By this time the waters of Bernini’s Fountain of the Four Rivers were flowing in Rome, while in Japan the Tokugawa bakufu had finished mopping up their enemies and were firmly in control of the country’s affairs. Ieyasu and Hidetada had defeated Hideyoshi’s son Hideyori and almost 100,000 of his supporters in 1614–15, besieging them at Osaka Castle and forcing Hideyori and his mother into suicide. Ieyasu had passed away the next year, leaving his successors to continue the arrest and execution of Christians all the way into the 1630s. A final armed stand took place in 1637–8 on the Shimabara peninsula near Nagasaki. Tens of thousands of disaffected samurai and Christian peasants battled the bakufu, but eventually went the way of Hideyori and his loyalists: besieged in a castle, and then wiped out.

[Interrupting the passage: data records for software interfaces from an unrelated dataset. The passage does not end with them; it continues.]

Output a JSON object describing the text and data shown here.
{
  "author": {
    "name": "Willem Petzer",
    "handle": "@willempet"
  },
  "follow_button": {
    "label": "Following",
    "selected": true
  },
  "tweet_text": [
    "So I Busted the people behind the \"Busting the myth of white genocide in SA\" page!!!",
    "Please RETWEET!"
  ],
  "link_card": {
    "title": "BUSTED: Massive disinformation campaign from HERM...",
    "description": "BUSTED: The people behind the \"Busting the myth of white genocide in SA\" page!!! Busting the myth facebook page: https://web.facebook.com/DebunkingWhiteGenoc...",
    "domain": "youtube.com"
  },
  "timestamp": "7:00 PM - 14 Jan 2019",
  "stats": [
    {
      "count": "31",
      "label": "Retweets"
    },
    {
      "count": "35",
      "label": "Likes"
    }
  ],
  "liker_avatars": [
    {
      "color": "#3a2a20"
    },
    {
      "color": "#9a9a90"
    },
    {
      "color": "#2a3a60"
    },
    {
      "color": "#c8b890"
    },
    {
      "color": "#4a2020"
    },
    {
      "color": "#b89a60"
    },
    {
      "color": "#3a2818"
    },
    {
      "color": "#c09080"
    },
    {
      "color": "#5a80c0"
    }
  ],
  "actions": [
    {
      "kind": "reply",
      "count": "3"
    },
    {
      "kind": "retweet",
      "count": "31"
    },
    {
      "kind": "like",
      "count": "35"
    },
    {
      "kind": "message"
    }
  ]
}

If Hasekura was indeed still around in the early 1640s, he would have seen a century of Japanese contact with Europe – beginning with the first shipwrecked Portuguese in 1543 – come almost full circle. Alongside missionaries, Portuguese traders were banned from Japan. Only Nagasaki was open to foreign ships, and soon the only Europeans with whom the bakufu would do business were the Dutch. Japanese were meanwhile forbidden from leaving the country, on pain of execution when they returned. Issued across the 1630s, these rules were known collectively as the sakoku – ‘closed country’ – edicts.

Across the decades that followed, the ban on Christianity was enforced with the help of Japan’s Buddhists, recovered from bloody setbacks under Oda Nobunaga and once again hand-in-glove with the state. Shinran’s sect in particular was so powerful that in 1602 Ieyasu had decided to turn an internal split into a permanent separation of an Eastern (Higashi) Hongan-ji from a Western (Nishi) Hongan-ji. Buddhist temples now ran a nationwide system of compulsory registration, so that the country’s leaders knew who was who and where they lived. And they administered a method of anti-Christian surveillance known as fumi-e (picture-treading). People suspected of harbouring Christian sympathies were required, once a year, to tread on an image of Jesus Christ or the Virgin Mary, many of them wrought in copper by apostates, working from the heart and taking as their model the kind of art that Hasekura had found everywhere during his travels in Europe.

For that deeply divided continent, long years of bloody religious conflict lay ahead. Japan, by contrast, had brought its own to a close. Its global relationships had also been settled, according to a vision – a Tokugawa tianxia – that prioritized domestic unity and bakufu control over foreign ambitions or friendships. It may have been less than Hideyoshi hoped for the Land of the Gods, but Japan was at last entering an era of remarkable peace and prosperity.